Fuji x100s, 35mm
Despite the rain, the kids of Liu Gong were playing outside while the adults played cards inside. I managed to capture these two little girls. It helps to have a little blonde girl with you as she becomes the center of attention…
Fuji x100s, 35mm
Rain was pouring down when we walked through Liu Gong. This dog had found one of the few dry areas around, and lounged there waiting for better weather. It didn’t even move when we walked past. I loved the fact that the clothes were hanging above him and dripping down…
The Men’s Card Game
Fuji x100s, 35mm, f/8, 1/60s, ISO 1250
The weather in Yangshuo was quite abominable, but the bamboo raft cruise on the river Li was booked, so we had to do it. Thankfully, our guide took us to a little village out of the beaten path which according to my notes was called Liu Gong. The guide said it meant something like « the husband cannot leave », so a shorter English name might be « Man Trap » ? Anyway, it was an eye opener, coming from Shanghai and having seem mostly touristy places in China so far to see how peasants truly live. It was dirty and run-down, but it was full of life as well, although an unusual life since this was the heart of the Golden Week and people weren’t working. They weren’t all playing cards… but not far off!
The Chinese Sweets
x100s, 35mm, f/87, 1/60s, ISO 2000
On the long walk down from Ping An we stumbled upon these craftsmen. The woman is baking chili oil, but the men are slamming down on sweets with their mallets to mix them with nuts. Quite an amazing sight for our sadly too industrialized eyes. We bought some sweets, it was a kind of nougat, flavoured with osmanthus and it was quite good although it stayed stuck in your teeth for a long time. Just like French nougat.
Bamboo Rice Seller
Fuji x100s, 35mm, f/4, 1/60s, ISO 1600

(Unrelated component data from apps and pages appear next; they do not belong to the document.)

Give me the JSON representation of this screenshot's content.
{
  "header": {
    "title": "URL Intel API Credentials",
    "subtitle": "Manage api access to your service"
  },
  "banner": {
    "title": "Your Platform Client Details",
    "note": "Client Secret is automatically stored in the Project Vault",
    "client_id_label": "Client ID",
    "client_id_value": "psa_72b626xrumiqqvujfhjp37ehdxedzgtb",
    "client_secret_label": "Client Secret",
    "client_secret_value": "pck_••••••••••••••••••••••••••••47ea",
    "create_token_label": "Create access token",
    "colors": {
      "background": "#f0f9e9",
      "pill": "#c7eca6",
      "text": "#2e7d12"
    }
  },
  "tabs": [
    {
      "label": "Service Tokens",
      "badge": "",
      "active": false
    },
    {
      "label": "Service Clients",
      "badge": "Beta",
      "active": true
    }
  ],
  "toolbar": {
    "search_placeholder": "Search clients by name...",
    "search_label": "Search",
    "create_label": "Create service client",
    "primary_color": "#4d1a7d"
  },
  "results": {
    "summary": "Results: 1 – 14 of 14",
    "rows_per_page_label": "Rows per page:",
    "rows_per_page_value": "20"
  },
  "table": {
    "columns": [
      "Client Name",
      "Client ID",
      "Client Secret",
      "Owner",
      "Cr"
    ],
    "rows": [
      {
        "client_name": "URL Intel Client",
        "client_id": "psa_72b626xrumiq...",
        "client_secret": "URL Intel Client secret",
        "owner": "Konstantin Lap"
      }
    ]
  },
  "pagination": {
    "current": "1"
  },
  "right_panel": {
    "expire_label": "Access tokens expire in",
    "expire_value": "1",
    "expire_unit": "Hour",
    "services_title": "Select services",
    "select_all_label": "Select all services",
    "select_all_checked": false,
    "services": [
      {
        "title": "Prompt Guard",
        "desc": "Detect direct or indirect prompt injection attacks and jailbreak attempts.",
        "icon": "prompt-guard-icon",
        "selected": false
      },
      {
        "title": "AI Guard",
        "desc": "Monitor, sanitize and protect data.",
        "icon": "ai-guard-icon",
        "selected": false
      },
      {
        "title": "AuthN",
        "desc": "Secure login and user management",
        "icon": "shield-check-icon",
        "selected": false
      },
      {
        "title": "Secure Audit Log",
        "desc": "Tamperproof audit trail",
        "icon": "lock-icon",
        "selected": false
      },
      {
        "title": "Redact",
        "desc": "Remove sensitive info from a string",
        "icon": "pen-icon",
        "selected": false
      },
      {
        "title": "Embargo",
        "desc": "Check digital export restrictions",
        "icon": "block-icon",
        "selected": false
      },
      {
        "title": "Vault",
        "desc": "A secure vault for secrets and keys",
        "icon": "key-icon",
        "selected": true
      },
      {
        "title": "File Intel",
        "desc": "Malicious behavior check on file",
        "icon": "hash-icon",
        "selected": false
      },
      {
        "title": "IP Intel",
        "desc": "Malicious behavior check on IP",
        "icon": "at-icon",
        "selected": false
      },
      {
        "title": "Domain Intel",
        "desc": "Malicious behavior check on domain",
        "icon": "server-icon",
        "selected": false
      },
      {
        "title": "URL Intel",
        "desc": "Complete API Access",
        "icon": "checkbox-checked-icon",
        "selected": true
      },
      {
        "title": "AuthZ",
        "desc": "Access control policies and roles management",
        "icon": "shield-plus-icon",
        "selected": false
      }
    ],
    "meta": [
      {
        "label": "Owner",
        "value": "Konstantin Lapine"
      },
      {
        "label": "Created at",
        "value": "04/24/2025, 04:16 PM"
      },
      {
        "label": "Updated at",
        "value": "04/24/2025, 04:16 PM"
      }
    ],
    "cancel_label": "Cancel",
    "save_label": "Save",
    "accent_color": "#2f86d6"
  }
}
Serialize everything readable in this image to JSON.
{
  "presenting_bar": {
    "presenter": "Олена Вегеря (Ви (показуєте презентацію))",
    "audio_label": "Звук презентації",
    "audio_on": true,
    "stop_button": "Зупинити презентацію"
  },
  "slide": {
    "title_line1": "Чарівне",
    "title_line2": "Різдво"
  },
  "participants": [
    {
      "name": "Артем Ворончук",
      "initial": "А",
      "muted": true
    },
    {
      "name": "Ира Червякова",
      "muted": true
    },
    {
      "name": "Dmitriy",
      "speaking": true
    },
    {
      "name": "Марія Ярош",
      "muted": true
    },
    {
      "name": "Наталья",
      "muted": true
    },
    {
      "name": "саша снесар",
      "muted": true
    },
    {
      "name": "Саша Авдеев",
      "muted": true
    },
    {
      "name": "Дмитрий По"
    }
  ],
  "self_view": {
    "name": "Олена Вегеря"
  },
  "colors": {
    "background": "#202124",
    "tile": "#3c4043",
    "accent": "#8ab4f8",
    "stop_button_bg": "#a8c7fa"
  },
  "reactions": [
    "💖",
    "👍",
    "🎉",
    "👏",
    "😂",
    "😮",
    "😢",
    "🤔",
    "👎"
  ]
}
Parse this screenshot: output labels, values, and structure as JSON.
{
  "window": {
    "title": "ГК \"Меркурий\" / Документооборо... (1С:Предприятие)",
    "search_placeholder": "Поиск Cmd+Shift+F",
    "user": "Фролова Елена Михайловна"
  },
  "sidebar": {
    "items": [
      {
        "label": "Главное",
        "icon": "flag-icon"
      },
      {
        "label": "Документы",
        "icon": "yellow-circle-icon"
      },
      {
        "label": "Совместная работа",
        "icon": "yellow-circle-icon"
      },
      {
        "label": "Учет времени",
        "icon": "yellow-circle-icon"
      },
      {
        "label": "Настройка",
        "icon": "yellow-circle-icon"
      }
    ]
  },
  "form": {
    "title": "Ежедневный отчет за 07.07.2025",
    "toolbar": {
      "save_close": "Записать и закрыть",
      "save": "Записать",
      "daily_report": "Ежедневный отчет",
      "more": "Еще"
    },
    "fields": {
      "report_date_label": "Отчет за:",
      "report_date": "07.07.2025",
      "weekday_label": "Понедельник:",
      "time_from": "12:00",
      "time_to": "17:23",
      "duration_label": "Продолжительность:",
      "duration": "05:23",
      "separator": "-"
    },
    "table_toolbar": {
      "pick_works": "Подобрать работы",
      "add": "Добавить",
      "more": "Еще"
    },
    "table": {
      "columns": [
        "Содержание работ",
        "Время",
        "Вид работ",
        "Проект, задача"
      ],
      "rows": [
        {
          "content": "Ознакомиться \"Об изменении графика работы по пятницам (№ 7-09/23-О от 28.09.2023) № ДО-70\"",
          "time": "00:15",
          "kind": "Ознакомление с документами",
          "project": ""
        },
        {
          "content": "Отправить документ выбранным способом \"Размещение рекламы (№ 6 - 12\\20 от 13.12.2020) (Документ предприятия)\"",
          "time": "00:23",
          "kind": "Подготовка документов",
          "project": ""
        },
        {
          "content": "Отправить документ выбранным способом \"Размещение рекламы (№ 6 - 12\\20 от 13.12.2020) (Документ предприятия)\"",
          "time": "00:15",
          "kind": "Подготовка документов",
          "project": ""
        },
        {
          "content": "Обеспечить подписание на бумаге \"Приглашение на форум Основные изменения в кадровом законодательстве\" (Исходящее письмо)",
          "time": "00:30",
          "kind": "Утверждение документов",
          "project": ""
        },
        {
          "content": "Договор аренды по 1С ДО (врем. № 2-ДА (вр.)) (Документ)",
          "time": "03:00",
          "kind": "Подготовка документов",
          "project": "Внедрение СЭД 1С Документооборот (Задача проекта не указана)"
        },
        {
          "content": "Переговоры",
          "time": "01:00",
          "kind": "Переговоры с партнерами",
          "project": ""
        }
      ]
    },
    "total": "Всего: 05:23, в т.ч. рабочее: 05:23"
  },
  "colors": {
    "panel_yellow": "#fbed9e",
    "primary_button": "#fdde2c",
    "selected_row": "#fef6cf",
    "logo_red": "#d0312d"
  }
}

The speciality of Ping An and the neighbouring areas is Bamboo Rice. Sticky rice, mushrooms, herbs and sometimes meat are stuffed inside the end of a bamboo branch. A corn cob blocks the open end, and the bamboo has been cut so that there a bit of wood remaining at the end to grab the piece of branch with. It’s then cooked over an open fire. Of course, the bamboo starts to burn after a while, so every 10 minutes or so the piece of bamboo needs to be dipped in a water bucket nearby. My kids loved it, I thought it was a little bland, but it certainly was distinctive and fun to watch. As usual, I’m attracted in street photography to the clashes between traditional and modern, here the traditionally dressed woman cooking an ancestral dish in the traditional way and talking on her mobile phone at the same time.
Fuji x100s, 35mm, f/11, 1/60s, ISO 400
Ethnic minorities are a big thing in China even though they only represent 8% of the overall population. During our trip in Guangxi, we encountered members of two ethnic minorities that coexist there, the Zhuang and the Yao. We didn’t see any men wearing traditional costumes, but the women did. Along the path to Ping’An (about two hours walk in the mountains) we saw many food sellers like this Zhuang woman. She sells (from left to right) dried bamboo, chilies, mushrooms (also in plastic bags), eggs and passion fruit. The passion fruit grow in the mountains, and in this season they are fresh and unbelievably good.
Boxer Short Sunday
Fuji x100s, 35mm, f/5.6, 1/220s, ISO 200
Gongqi road is a fantastic place for street shots, and on a sunday morning, in addition to the food stalls and street artisans (cobblers, fixers…) there’s a bonus attendance of old men in boxer shorts. If you’re ever in Shanghai, you’re likely to visit Yu Garden, don’t miss Gongqi road, it’s just a few minutes away.
Former French Concession
Fuji x100s, 35mm, f/4, 1/60s, ISO 1250
The former French concession is a unique place in Shanghai, but one that I haven’t spent quite enough time in yet. One of its characteristics is that the streets are lined with leafy plane trees which creates a pleasant shade in the sun. Notice the guy driving his scooter with no helmet and texting at the same time…
The Orange Helmet Gang
Fuji x100s, 35mm, f/4, 1/60s, ISO 3200
You often cross armies of workers in the streets of Shanghai. They move in packs. But this was the first time I saw said army eat its lunch on the back of a car.
Fuji x100s, 35mm, f/5, 1/160s, ISO 200
One of my favorite things to do in Shanghai is walk the old streets. Not old in an architectural sense, but old in the sense that people still live there like they did 20 years ago. With your camera in hand it’s a shot a minute. Here the contrast between the decidedly vintage way of selling meat (though very common here) and the smartphone in the seller’s hand attracted me to it. I couldn’t quite figure out what the turned umbrellas were for, but fending off sunlight is the likeliest explanation, I guess.